As deposit deadlines are nearing, scholarship negotiation season is in full swing. While some law schools are playing hardball (do check back with them after their first deposit deadline), others are playing quite nicely if you have something they want (particularly if it’s an LSAT above last year’s median). We are getting many questions about the most effective means of negotiating — namely, “what else can I do besides present them with another school’s scholarship offer?” We are also hearing horror stories from law school admissions colleagues regarding applicants’ conduct in the negotiation process. So let’s go over some best practices for scholarship negotiation.
The Top 5 Tips for Scholarship Negotiation:

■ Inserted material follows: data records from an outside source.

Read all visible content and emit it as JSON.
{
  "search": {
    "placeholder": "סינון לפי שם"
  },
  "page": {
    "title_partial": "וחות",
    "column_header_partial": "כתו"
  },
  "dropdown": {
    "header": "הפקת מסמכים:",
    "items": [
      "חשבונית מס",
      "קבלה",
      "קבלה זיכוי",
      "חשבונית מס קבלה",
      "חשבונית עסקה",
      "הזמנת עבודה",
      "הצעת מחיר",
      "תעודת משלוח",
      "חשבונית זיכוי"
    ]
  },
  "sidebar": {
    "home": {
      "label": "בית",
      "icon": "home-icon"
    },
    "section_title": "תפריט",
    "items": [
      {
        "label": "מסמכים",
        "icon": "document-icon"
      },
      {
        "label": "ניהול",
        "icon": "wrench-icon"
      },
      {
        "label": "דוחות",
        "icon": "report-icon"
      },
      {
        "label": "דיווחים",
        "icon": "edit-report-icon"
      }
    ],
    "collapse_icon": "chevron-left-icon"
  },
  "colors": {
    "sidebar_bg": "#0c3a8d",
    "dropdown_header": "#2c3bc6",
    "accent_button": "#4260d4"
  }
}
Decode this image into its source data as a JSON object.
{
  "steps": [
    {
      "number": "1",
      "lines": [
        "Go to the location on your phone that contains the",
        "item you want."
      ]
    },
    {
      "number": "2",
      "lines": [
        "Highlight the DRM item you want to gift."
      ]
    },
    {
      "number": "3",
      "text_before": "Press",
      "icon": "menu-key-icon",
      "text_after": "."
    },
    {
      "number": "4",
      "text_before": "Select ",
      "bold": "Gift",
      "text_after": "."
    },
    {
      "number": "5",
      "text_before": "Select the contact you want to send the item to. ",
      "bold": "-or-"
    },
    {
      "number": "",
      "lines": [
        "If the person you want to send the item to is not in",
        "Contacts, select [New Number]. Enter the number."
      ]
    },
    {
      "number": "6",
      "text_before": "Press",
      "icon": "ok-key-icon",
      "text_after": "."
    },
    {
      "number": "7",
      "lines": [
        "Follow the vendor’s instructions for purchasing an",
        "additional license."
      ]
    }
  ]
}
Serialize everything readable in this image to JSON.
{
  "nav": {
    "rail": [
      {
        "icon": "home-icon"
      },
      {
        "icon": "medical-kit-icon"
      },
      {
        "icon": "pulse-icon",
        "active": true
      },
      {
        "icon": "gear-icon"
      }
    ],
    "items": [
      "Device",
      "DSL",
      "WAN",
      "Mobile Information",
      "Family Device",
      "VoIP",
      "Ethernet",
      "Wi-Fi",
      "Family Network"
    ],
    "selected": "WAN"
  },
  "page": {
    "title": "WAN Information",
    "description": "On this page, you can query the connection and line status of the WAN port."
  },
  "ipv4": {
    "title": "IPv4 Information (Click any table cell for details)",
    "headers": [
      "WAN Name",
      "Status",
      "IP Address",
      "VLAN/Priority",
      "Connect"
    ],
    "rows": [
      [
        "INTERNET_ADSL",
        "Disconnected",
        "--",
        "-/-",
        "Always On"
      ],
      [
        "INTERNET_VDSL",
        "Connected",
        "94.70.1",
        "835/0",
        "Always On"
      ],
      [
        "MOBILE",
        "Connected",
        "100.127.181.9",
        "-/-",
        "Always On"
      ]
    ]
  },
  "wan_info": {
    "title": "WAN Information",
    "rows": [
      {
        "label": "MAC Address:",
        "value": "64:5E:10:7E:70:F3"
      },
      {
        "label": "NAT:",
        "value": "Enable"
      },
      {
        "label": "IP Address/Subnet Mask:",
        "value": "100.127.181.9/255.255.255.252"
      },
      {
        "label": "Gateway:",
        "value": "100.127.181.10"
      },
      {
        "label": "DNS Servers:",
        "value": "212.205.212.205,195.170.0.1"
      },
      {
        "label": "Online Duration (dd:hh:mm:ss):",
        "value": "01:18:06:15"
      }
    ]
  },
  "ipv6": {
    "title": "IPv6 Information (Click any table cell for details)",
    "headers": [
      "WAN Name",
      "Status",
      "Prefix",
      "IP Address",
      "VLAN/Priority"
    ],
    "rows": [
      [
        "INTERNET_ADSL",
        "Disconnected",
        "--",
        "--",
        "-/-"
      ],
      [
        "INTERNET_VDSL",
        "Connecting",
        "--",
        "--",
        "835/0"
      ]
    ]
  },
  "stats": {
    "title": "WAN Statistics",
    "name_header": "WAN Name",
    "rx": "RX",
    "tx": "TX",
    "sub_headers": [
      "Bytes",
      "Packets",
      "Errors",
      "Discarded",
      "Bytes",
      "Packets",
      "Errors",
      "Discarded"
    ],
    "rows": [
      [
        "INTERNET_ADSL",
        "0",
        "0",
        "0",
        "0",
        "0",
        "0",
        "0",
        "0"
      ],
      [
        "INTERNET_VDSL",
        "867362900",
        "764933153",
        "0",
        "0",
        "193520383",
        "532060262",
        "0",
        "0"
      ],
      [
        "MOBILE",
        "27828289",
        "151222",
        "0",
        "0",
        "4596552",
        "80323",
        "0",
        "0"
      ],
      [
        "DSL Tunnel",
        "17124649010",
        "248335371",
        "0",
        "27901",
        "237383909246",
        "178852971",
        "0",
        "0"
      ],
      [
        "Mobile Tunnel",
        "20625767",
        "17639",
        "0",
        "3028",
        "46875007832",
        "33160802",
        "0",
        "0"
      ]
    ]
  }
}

Be engaged with the school. If your first communication with the school after receiving your admission and scholarship offer is to ask for more money, the answer will likely be no. Why? Because the Dean of Admissions will assume that you are not genuinely interested in attending her school and that you are seeking a scholarship increase solely for leverage at another. If you believe that you deserve a higher scholarship, then connect (and stay engaged) with the school: visit, tour, sit in on a class, reach out to current students, faculty and alumni. And when you do engage with the school…
Be grateful, courteous, respectful, and professional in all your interactions. An applicant I admitted to Penn several years ago attended the Admitted Students Weekend, and a common thread emerged from everyone with whom he interacted: he complained about everything, from the schedule, to the lunch menu (Philly cheesesteaks!), to the comfort-level of his chair. When that applicant subsequently requested scholarship reconsideration, our answer was swift and definitive: No. Law schools want students who are gracious and play well with others.
Be an effective self advocate: persuasive, articulate, and thoughtful. Show them that you will add value to the class, to the law school, and to the greater community, and that you will be a good ambassador as a student and future alum. Don’t expect that just because a peer school offered you a scholarship that you are entitled to a comparable scholarship at the other school; do not expect that just because a higher-ranked school offered you admission that you are entitled to a scholarship at a lower-ranked school. While some schools may be focused primarily on LSAT and/or UGPA when awarding scholarships, many schools (particularly the most selective schools) select scholarship recipients based on more than numbers. And the more qualities that an applicant possesses that are important to the school, i.e., the more she will add value to the community and legal profession (via engagement, leadership, service, diverse perspective or experience), the higher the scholarship is likely to be. Whether you are negotiating in person or in writing, articulate how you will contribute to the law school community; show them why they should invest in you.
Be thorough when comparing schools’ offers; look at total cost of attendance over a three-year period (i.e., full cost of tuition, fees, health insurance, transportation/parking, room, board, and other living expenses plus the school’s average increase in tuition for 2L and 3L year), less the scholarship you are receiving. Additional student fees and cost of living expenses can make a significant difference in what otherwise may seem to be comparable tuition costs between schools. The schools to which you are admitted should be providing you this total estimated annual budget, but you can also find it on the school’s website.
Perhaps most importantly, consider the school’s most recent placement statistics (for the type of job you want) and the median starting salaries, i.e., your Return on Investment. A school’s rank is only one part of the equation when assessing what constitutes a “peer” school. What really matters is how many of their graduates are getting full-time, long-term, bar-passage required jobs, where they are getting them, and what their starting salaries are. (And the percentage of them that pass the bar.) Based on this information, exercise some judgment as to what should be a reasonable cost difference for the schools you are considering. And be sure to look at the data that schools must submit to the ABA, i.e., the ABA Employment Summary Report, not the school’s self-created information or chart, which can be misleading. There is also excellent data available on Law School Transparency and a mechanism that allows you to compare up to three schools side by side in terms of placement and total cost of attendance.
One final note: Schools are required to post their Class of 2016 employment statistics by April 15. While that date unfortunately falls after the deposit deadline for many schools, it is before the deadline for others. Take a close look at these latest placement statistics. The new employment numbers might not “match” the school’s current ranking, which is based on last year's employment data. You might see continuing trends that either narrow or widen the gap in placement success among schools you are considering. And that may give you another card to play in the negotiation game — as long as you’re following the protocol above (and saying thank you for your cheesesteak!).